After all the damage done by Chalabi, who has virtually no constituency in Iraq, why does he have any influence at all? True, there is his sheer skill as a political fixer and influence peddler. He continues to wield power as chairman of the Accountability and Justice Commission (the new name for his old De-Baathification committee, set up soon after the US invasion). And as American officials have acknowledged, he has close ties with Iran and its Revolutionary Guard.
But according to several Iraqi businessmen and American officials, another key to Chalabi’s resurgent influence–one that has received far less attention from the news media–is his connection to Iraq’s banking sector. The man whose organization, the Iraqi National Congress, received tens of millions of US taxpayers dollars in the run up to the Iraq war–and who was convicted in a massive bank fraud case in Jordan–is believed to have immense influence over banking in Iraq today.
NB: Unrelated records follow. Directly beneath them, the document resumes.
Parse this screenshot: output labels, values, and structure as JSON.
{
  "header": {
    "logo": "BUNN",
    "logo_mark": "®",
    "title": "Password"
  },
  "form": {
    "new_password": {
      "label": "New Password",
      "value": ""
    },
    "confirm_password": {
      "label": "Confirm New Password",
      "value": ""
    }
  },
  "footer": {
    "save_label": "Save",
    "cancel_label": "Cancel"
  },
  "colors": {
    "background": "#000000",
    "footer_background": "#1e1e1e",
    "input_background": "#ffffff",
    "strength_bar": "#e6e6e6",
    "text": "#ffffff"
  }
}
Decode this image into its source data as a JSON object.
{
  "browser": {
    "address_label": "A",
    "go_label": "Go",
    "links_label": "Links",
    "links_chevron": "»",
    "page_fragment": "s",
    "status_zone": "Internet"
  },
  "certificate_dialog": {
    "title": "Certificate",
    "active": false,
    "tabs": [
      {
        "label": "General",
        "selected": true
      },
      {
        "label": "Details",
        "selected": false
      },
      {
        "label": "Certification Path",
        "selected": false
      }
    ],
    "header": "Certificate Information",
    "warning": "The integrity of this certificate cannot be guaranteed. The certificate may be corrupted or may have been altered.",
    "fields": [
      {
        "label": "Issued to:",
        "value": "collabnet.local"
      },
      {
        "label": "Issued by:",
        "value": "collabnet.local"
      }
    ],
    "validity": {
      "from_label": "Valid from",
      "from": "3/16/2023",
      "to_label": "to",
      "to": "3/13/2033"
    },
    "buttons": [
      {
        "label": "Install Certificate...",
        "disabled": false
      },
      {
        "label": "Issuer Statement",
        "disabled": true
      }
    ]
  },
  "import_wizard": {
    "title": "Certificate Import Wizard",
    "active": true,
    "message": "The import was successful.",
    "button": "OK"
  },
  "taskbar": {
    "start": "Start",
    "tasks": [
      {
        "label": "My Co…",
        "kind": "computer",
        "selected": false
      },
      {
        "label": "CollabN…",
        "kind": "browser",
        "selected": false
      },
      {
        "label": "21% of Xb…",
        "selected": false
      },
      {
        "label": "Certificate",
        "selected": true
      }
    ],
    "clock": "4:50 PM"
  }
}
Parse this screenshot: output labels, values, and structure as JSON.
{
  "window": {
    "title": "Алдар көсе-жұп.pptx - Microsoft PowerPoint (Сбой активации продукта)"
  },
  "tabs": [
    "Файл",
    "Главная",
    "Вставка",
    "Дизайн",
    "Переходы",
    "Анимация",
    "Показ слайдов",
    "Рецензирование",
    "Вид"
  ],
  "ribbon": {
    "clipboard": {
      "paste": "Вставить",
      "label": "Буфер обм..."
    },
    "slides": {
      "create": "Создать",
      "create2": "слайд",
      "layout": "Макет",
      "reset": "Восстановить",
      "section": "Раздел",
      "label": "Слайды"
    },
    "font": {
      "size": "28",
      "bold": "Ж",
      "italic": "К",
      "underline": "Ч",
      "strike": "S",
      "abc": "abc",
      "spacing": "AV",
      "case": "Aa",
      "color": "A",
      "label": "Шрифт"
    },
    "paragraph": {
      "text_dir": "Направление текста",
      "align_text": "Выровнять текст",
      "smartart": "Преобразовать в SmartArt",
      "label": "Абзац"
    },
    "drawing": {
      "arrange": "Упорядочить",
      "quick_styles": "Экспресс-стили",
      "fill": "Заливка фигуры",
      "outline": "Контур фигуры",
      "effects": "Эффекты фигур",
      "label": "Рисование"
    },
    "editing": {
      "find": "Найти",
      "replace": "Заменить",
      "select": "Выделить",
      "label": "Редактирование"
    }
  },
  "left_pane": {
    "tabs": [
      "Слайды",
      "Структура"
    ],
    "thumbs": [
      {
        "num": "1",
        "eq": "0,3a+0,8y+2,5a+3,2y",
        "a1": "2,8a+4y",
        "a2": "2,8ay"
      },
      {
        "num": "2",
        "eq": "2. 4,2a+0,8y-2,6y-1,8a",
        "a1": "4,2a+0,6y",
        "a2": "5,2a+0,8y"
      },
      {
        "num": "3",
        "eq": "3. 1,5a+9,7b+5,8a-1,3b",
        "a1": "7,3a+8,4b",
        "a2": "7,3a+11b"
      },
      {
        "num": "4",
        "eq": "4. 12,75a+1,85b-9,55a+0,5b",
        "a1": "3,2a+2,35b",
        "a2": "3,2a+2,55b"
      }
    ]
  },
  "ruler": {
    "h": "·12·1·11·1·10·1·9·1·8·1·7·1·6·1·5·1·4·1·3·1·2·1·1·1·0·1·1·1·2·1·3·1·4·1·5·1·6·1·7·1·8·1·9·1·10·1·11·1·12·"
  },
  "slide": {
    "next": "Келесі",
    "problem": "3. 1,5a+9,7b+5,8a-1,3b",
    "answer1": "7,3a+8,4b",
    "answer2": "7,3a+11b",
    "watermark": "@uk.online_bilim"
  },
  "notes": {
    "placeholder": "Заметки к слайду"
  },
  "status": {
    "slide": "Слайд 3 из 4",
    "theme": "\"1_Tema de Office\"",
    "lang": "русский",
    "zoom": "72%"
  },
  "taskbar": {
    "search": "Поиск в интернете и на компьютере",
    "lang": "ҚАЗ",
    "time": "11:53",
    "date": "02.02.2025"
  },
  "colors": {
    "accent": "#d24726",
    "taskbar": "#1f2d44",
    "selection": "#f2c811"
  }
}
The first place to look for Chalabi’s touch is the Trade Bank of Iraq, which handles virtually all international purchases made by Iraq’s government. By 2008, it was a $10 billion operation. Though it is owned by the government of Iraq, it operates independently as a commercial bank. Ahmad Chalabi handpicked its president and CEO back in 2003, nominating his grandnephew, Hussein Al-Uzri, who had spent years in various Chalabi family businesses. Then-US viceroy Paul Bremer confirmed Chalabi’s choice, creating the Trade Bank with a stroke of his pen, and Al-Uzri has stayed tenaciously in place through the tenures of three prime ministers.
"If you got me a job," said one American banking official in an interview, "I’d be loyal. Wouldn’t you? I don’t think I need to point out to you how important family is in the Middle East."
Iraqis and American officials say it is widely believed that Chalabi has at least some influence over the bank. "You can infer control," the American official explained, acknowledging that such inferences do not amount to proof. Of course, it is possible that Chalabi maintains a hands-off stance, and avoids all talk about business with his grandnephew when they meet. But even if he does, businessmen are well aware of the connections. And the perception itself is important.
The man who runs TBI wields great influence over Iraq’s government ministries because the bank has a monopoly on issuing letters of credit for the government (except on military items). It is the only place to go for any Iraqi Ministry that needs to purchase goods overseas: wheat, generators, soap, fertilizer or medicines. That means the bank, if it so desired, could easily ask for political favors in exchange, bank experts and businesspeople say.
Unlike most banks that issue letters of credit, TBI requires that its customers–the various ministries in Iraq–deposit the entire value of the letter in the bank. That deposit stays there until the transaction finally goes through. So a huge chunk of Iraq’s oil revenue must pass through the bank.